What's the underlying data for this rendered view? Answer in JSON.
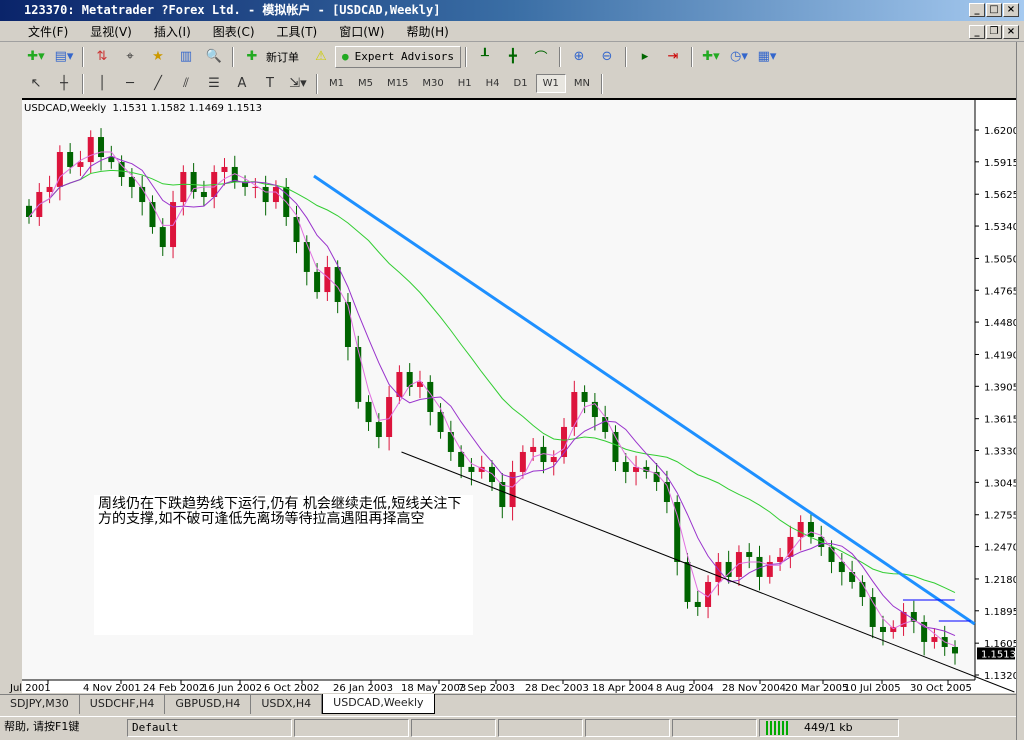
{
  "window": {
    "title": "123370: Metatrader ?Forex Ltd. - 模拟帐户 - [USDCAD,Weekly]"
  },
  "menu": [
    "文件(F)",
    "显视(V)",
    "插入(I)",
    "图表(C)",
    "工具(T)",
    "窗口(W)",
    "帮助(H)"
  ],
  "toolbar": {
    "new_order": "新订单",
    "expert_advisors": "Expert Advisors"
  },
  "timeframes": [
    "M1",
    "M5",
    "M15",
    "M30",
    "H1",
    "H4",
    "D1",
    "W1",
    "MN"
  ],
  "active_timeframe": "W1",
  "chart_header": {
    "symbol": "USDCAD,Weekly",
    "ohlc": "1.1531 1.1582 1.1469 1.1513"
  },
  "annotation": "周线仍在下跌趋势线下运行,仍有 机会继续走低,短线关注下方的支撑,如不破可逢低先离场等待拉高遇阻再择高空",
  "tabs": [
    "SDJPY,M30",
    "USDCHF,H4",
    "GBPUSD,H4",
    "USDX,H4",
    "USDCAD,Weekly"
  ],
  "active_tab": "USDCAD,Weekly",
  "status": {
    "help": "帮助, 请按F1键",
    "profile": "Default",
    "traffic": "449/1 kb"
  },
  "colors": {
    "bull": "#dc143c",
    "bear": "#006400",
    "ma_fast": "#e070e0",
    "ma_mid": "#9932cc",
    "ma_slow": "#32cd32",
    "trendline_upper": "#1e90ff",
    "trendline_lower": "#000000",
    "level_lines": "#0000ff",
    "background": "#f8f8f8"
  },
  "chart_data": {
    "type": "candlestick",
    "symbol": "USDCAD",
    "timeframe": "Weekly",
    "ylim": [
      1.132,
      1.62
    ],
    "y_ticks": [
      "1.6200",
      "1.5915",
      "1.5625",
      "1.5340",
      "1.5050",
      "1.4765",
      "1.4480",
      "1.4190",
      "1.3905",
      "1.3615",
      "1.3330",
      "1.3045",
      "1.2755",
      "1.2470",
      "1.2180",
      "1.1895",
      "1.1605",
      "1.1320"
    ],
    "current_price": "1.1513",
    "x_ticks": [
      "Jul 2001",
      "4 Nov 2001",
      "24 Feb 2002",
      "16 Jun 2002",
      "6 Oct 2002",
      "26 Jan 2003",
      "18 May 2003",
      "7 Sep 2003",
      "28 Dec 2003",
      "18 Apr 2004",
      "8 Aug 2004",
      "28 Nov 2004",
      "20 Mar 2005",
      "10 Jul 2005",
      "30 Oct 2005"
    ],
    "closes": [
      1.5421,
      1.5645,
      1.569,
      1.6003,
      1.5869,
      1.5913,
      1.6137,
      1.5958,
      1.5913,
      1.5779,
      1.569,
      1.5555,
      1.5331,
      1.5152,
      1.5555,
      1.5824,
      1.5645,
      1.56,
      1.5824,
      1.5869,
      1.5734,
      1.569,
      1.569,
      1.5555,
      1.569,
      1.5421,
      1.5197,
      1.4929,
      1.4749,
      1.4973,
      1.466,
      1.4257,
      1.3765,
      1.3585,
      1.3451,
      1.3809,
      1.4033,
      1.3899,
      1.3944,
      1.3675,
      1.3496,
      1.3317,
      1.3183,
      1.3138,
      1.3183,
      1.3048,
      1.2824,
      1.3138,
      1.3317,
      1.3362,
      1.3227,
      1.3272,
      1.3541,
      1.3854,
      1.3765,
      1.363,
      1.3496,
      1.3227,
      1.3138,
      1.3183,
      1.3138,
      1.3048,
      1.2869,
      1.2332,
      1.1974,
      1.1929,
      1.2153,
      1.2332,
      1.2198,
      1.2421,
      1.2377,
      1.2198,
      1.2332,
      1.2377,
      1.2556,
      1.269,
      1.2556,
      1.2466,
      1.2332,
      1.2242,
      1.2153,
      1.2018,
      1.175,
      1.1705,
      1.175,
      1.1884,
      1.1795,
      1.1616,
      1.166,
      1.1571,
      1.1513
    ],
    "trendlines": [
      {
        "kind": "upper",
        "from": {
          "date": "2002-11-10",
          "price": 1.5788
        },
        "to": {
          "date": "2006-01-15",
          "price": 1.1777
        }
      },
      {
        "kind": "lower",
        "from": {
          "date": "2003-04-13",
          "price": 1.3317
        },
        "to": {
          "date": "2006-03-26",
          "price": 1.1168
        }
      },
      {
        "kind": "level",
        "from": {
          "date": "2005-09-11",
          "price": 1.1992
        },
        "to": {
          "date": "2005-12-11",
          "price": 1.1992
        }
      },
      {
        "kind": "level",
        "from": {
          "date": "2005-11-13",
          "price": 1.1804
        },
        "to": {
          "date": "2006-01-08",
          "price": 1.1804
        }
      }
    ]
  }
}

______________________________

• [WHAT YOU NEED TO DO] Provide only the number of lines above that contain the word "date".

• [SOLUTION BELOW] 8